Nnenna Maloney is turning seventeen this year and yet she is still missing half of herself. But, to find out more about her Igbo-Nigerian father, Maurice, she must go through her white mother, Joanie, whose lips are sealed. The novel is witty and hilarious, highlighting life at various stages and challenging the status quo and focuses on themes of race, sexuality, gender, religion, identity and coming of age.
Sampath Chawla is a bored post office clerk looking for more out of life until one day he decides he'll quit his job and move into a guava tree. Hilarious and moving, his characters bring the story to life. From the mundane world of the 9-5 to the life of an oracle bestowing advice on his neighbours, Sampath teaches us what it means to live.
Inspector Ashwin Chopra is a man of great integrity. So when he learns of the murder of a young boy on the day of his retirement, he knows what must be done. With the help of the baby elephant he has inherited from his late uncle, he will travel to both the seedy and opulent areas of Mumbai to find the boy's killer. Full of humorous and warm characters, this novel will fill your senses with its rich descriptions.
In his memoir, Sarfraz Manzoor reflects on his childhood in Bury Park, Luton, the death of his father, and his love of Bruce Springsteen and the United States. Manzoor traces his life from his family's move to Luton from Pakistan at two years old through to his adulthood. Full of beautiful memories and hilarious familial moments as well as tragedy and strife, this novel is a culmination of his experiences of growing up as a British Muslim and the lessons he has learned from both his father and Bruce Springsteen.
Dr Camilla Pang was eight years old when she was diagnosed with Autism Spectrum Disorder (ASD). Growing up she felt like an outsider to humanity and often wondered if there was an instruction manual for humans. Now an adult with a PhD in biochemistry, Pang has written just that: a guide for humans to understand our own social norms from a neurodivergent perspective. Explaining Humans is a captivating journey in learning how to live a happier and fuller life.
Lyfe on Nyx is the opportunity Iris has been waiting for: the programme that will take her to a new planet. Sick of her meaningless job, empty relationships and haunted by a smog that eats away at her happiness, she is ready to let go and never come back. This brilliant and clever novel questions our attachment to social media and the feelings of inadequacy and boredom that have developed in the modern world.

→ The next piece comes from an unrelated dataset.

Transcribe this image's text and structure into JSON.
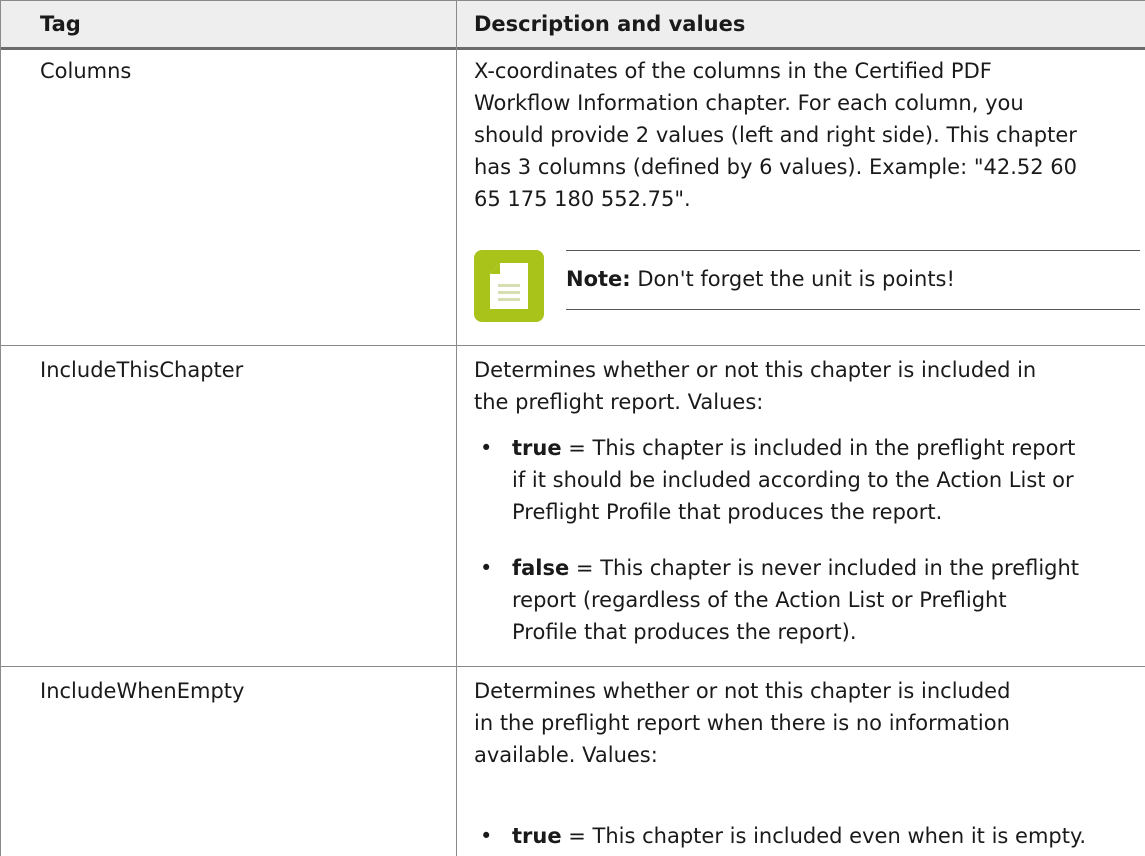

If you would like more information regarding the Kingston University Big Read, please contact us at KUBigRead@kingston.ac.uk.

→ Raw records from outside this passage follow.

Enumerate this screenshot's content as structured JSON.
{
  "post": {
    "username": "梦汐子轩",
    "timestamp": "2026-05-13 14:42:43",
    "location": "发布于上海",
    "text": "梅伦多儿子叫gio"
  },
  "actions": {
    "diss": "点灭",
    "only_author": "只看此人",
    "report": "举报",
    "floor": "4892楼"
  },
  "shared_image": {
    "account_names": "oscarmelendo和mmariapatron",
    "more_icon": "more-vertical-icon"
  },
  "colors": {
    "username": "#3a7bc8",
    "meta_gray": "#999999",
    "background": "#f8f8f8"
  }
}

Alternatively for press information, please contact the Kingston University Communications team.